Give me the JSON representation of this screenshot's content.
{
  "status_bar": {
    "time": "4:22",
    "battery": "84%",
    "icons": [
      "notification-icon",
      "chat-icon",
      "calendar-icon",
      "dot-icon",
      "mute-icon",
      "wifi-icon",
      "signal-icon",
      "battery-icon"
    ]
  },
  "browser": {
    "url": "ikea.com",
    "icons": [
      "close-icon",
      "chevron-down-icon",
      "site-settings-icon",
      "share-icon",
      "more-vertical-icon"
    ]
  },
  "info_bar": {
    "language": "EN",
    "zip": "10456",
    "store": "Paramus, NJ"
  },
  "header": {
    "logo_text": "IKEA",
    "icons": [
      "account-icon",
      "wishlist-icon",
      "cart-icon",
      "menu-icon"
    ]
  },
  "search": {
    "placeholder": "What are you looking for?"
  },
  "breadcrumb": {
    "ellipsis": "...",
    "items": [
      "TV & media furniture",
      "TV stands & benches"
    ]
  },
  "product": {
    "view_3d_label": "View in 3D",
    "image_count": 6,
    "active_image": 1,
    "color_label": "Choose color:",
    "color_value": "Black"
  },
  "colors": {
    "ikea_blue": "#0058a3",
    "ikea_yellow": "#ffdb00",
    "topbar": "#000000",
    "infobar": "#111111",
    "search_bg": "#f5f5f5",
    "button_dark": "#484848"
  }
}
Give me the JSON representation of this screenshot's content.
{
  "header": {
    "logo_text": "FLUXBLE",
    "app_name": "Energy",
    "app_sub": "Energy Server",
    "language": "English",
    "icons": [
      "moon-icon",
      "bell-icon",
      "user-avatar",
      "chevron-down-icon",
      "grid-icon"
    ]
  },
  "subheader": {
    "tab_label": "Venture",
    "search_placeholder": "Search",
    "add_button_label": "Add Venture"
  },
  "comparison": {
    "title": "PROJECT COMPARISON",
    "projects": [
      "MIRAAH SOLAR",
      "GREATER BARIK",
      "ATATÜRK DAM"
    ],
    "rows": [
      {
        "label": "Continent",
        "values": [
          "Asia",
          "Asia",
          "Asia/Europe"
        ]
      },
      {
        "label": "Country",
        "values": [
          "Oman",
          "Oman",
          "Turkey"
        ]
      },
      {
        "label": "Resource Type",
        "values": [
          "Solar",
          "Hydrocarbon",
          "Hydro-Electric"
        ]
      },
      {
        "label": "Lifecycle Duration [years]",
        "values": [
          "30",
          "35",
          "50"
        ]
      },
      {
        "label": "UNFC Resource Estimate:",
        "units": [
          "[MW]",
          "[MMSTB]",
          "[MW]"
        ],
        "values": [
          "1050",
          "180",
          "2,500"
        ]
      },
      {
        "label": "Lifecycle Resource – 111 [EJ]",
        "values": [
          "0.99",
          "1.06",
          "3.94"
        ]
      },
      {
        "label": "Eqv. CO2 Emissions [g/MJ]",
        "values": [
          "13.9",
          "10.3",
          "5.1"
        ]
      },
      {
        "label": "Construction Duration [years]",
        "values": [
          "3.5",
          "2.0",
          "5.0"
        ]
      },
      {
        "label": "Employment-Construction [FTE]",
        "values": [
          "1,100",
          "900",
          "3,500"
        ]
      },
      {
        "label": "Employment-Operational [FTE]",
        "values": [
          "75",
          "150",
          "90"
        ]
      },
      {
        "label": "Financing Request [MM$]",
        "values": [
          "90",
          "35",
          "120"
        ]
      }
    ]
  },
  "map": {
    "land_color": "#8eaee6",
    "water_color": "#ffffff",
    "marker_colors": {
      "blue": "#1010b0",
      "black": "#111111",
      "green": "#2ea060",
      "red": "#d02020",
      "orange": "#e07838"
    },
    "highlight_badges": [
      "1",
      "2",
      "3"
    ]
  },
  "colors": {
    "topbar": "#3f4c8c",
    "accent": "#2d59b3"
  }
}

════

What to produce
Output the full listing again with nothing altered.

Exercise answer
Give me the JSON representation of this screenshot's content.
{
  "status_bar": {
    "time": "4:22",
    "battery": "84%",
    "icons": [
      "notification-icon",
      "chat-icon",
      "calendar-icon",
      "dot-icon",
      "mute-icon",
      "wifi-icon",
      "signal-icon",
      "battery-icon"
    ]
  },
  "browser": {
    "url": "ikea.com",
    "icons": [
      "close-icon",
      "chevron-down-icon",
      "site-settings-icon",
      "share-icon",
      "more-vertical-icon"
    ]
  },
  "info_bar": {
    "language": "EN",
    "zip": "10456",
    "store": "Paramus, NJ"
  },
  "header": {
    "logo_text": "IKEA",
    "icons": [
      "account-icon",
      "wishlist-icon",
      "cart-icon",
      "menu-icon"
    ]
  },
  "search": {
    "placeholder": "What are you looking for?"
  },
  "breadcrumb": {
    "ellipsis": "...",
    "items": [
      "TV & media furniture",
      "TV stands & benches"
    ]
  },
  "product": {
    "view_3d_label": "View in 3D",
    "image_count": 6,
    "active_image": 1,
    "color_label": "Choose color:",
    "color_value": "Black"
  },
  "colors": {
    "ikea_blue": "#0058a3",
    "ikea_yellow": "#ffdb00",
    "topbar": "#000000",
    "infobar": "#111111",
    "search_bg": "#f5f5f5",
    "button_dark": "#484848"
  }
}
Give me the JSON representation of this screenshot's content.
{
  "header": {
    "logo_text": "FLUXBLE",
    "app_name": "Energy",
    "app_sub": "Energy Server",
    "language": "English",
    "icons": [
      "moon-icon",
      "bell-icon",
      "user-avatar",
      "chevron-down-icon",
      "grid-icon"
    ]
  },
  "subheader": {
    "tab_label": "Venture",
    "search_placeholder": "Search",
    "add_button_label": "Add Venture"
  },
  "comparison": {
    "title": "PROJECT COMPARISON",
    "projects": [
      "MIRAAH SOLAR",
      "GREATER BARIK",
      "ATATÜRK DAM"
    ],
    "rows": [
      {
        "label": "Continent",
        "values": [
          "Asia",
          "Asia",
          "Asia/Europe"
        ]
      },
      {
        "label": "Country",
        "values": [
          "Oman",
          "Oman",
          "Turkey"
        ]
      },
      {
        "label": "Resource Type",
        "values": [
          "Solar",
          "Hydrocarbon",
          "Hydro-Electric"
        ]
      },
      {
        "label": "Lifecycle Duration [years]",
        "values": [
          "30",
          "35",
          "50"
        ]
      },
      {
        "label": "UNFC Resource Estimate:",
        "units": [
          "[MW]",
          "[MMSTB]",
          "[MW]"
        ],
        "values": [
          "1050",
          "180",
          "2,500"
        ]
      },
      {
        "label": "Lifecycle Resource – 111 [EJ]",
        "values": [
          "0.99",
          "1.06",
          "3.94"
        ]
      },
      {
        "label": "Eqv. CO2 Emissions [g/MJ]",
        "values": [
          "13.9",
          "10.3",
          "5.1"
        ]
      },
      {
        "label": "Construction Duration [years]",
        "values": [
          "3.5",
          "2.0",
          "5.0"
        ]
      },
      {
        "label": "Employment-Construction [FTE]",
        "values": [
          "1,100",
          "900",
          "3,500"
        ]
      },
      {
        "label": "Employment-Operational [FTE]",
        "values": [
          "75",
          "150",
          "90"
        ]
      },
      {
        "label": "Financing Request [MM$]",
        "values": [
          "90",
          "35",
          "120"
        ]
      }
    ]
  },
  "map": {
    "land_color": "#8eaee6",
    "water_color": "#ffffff",
    "marker_colors": {
      "blue": "#1010b0",
      "black": "#111111",
      "green": "#2ea060",
      "red": "#d02020",
      "orange": "#e07838"
    },
    "highlight_badges": [
      "1",
      "2",
      "3"
    ]
  },
  "colors": {
    "topbar": "#3f4c8c",
    "accent": "#2d59b3"
  }
}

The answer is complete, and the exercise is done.